The amorphous movement has since developed broader calls for greater democracy, such as establishing an independent commission of inquiry into police brutality, amnesty for those arrested during the protests, and universal suffrage.
“The government only responds to one of our demands," said Steven Lee, a 25-year-old engineer who was out on the streets Sunday. "We urge them to answer to our other demands. They just simply insisted that they did nothing wrong,”
During the months of turmoil, police and protesters have been engaging in increasingly violent clashes.
Beijing has steered clear of interfering directly, saying that it trusts Hong Kong’s embattled leader Carrie Lam to handle the situation. However, the protests have presented Chinese leader Xi Jinping with one of the biggest popular challenges since he came to power in 2012.
Last week's district council elections were widely viewed as an opportunity to measure public opinion on the movement.

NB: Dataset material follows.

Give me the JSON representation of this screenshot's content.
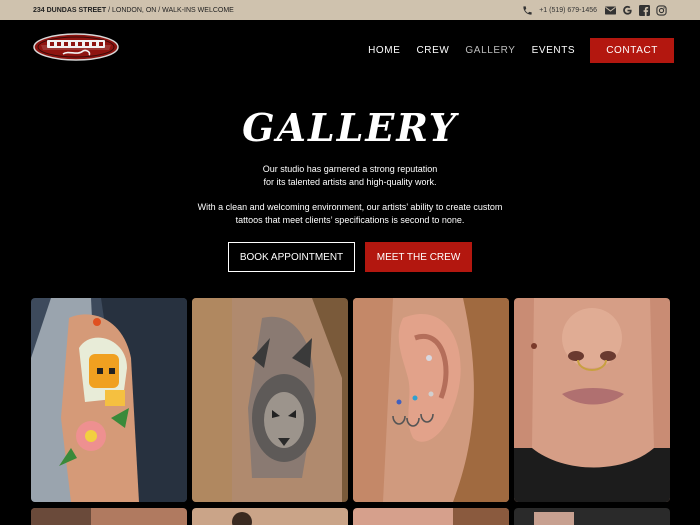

The huge 71 percent turnout and wholesale victories for the pro-democracy camp, which took control of at least 17 of the city’s 18 district councils, were thus a stark rebuke to Beijing-backed Lam and her handling of the protests.

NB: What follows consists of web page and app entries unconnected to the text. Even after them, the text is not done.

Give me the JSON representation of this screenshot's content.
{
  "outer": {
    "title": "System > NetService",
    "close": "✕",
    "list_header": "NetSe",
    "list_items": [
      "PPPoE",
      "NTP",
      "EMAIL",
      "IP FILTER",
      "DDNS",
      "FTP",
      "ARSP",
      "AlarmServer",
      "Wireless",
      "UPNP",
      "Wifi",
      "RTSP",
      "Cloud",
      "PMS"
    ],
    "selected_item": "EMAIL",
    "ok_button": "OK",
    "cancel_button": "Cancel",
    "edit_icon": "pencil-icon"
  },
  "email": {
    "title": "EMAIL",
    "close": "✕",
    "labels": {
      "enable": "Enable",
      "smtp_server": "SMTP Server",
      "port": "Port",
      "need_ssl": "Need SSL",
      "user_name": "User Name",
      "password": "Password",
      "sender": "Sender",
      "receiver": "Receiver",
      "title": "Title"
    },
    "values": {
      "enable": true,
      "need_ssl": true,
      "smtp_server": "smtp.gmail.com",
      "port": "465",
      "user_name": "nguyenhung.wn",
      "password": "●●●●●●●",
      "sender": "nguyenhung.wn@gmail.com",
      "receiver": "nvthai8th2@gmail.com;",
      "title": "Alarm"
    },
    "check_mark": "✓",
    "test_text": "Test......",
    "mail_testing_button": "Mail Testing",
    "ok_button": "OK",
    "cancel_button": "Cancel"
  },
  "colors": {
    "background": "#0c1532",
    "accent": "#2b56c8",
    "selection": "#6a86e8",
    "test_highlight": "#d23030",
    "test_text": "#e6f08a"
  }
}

“Voting for district councils is solely a small step for us to express our political views," added Lee, who has been participating in the protests since they began in June. "But it’s irrelevant to our demands.”
There has been relative calm in Hong Kong for the past week since the local elections delivered an overwhelming victory for the so-called "pan-democrats."

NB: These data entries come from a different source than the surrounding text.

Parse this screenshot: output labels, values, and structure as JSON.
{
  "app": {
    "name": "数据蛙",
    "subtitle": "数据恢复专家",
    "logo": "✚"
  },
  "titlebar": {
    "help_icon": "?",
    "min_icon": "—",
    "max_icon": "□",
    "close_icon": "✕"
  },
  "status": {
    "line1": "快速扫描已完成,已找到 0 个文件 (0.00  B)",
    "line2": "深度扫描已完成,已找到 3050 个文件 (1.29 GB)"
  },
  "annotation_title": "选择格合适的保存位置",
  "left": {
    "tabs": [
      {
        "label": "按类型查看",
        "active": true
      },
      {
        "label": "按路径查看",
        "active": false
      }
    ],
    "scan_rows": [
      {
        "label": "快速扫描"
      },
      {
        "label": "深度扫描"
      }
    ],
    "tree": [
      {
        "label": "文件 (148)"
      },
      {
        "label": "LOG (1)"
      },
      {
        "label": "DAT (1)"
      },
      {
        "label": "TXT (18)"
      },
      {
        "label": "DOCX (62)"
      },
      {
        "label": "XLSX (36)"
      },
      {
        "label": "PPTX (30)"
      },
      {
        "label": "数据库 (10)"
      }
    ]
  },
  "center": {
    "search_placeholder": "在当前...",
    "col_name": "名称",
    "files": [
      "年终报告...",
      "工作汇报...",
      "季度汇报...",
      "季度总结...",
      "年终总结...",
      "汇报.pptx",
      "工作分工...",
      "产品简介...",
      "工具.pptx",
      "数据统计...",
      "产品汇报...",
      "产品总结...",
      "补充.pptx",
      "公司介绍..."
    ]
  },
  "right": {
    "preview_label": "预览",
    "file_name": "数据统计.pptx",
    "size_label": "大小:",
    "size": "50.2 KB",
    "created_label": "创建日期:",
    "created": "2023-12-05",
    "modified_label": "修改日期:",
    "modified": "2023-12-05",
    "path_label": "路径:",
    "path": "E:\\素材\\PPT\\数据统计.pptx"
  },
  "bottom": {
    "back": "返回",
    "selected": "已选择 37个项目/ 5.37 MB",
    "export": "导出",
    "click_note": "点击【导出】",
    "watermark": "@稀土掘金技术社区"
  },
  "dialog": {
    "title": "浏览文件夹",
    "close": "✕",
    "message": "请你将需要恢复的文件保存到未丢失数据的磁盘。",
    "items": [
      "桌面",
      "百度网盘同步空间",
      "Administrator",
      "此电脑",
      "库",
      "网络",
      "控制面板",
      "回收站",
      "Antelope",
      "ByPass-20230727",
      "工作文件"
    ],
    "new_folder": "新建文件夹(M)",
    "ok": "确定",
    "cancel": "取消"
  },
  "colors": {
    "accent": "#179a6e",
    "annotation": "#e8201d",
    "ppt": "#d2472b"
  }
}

However, activists pledged to maintain the momentum of the movement with three marches on Sunday.
Police again fired tear gas, they claimed in response to bricks hurled by demonstrators.
“The government didn’t reply to our demands at all. No matter how many weapons they use and how much force they deploy, officials turn a blind to our demands,” said Chan, a clerk in her 40s who declined to give her last name.
“I was happy for 10 seconds after casting my vote last Sunday as I could see so many people lined up outside the polling station. Although the pan-democrats have gained a landslide victory, it doesn’t change the fact that the government is still ignoring us.”
“These young protesters are not the culprits behind the chaos in Hong Kong," said Chan, holding an umbrella and in a black mask — items that have come to characterize the protests.
"I really admire them because they never forget the original faith of the movement, which is to fight for democracy.”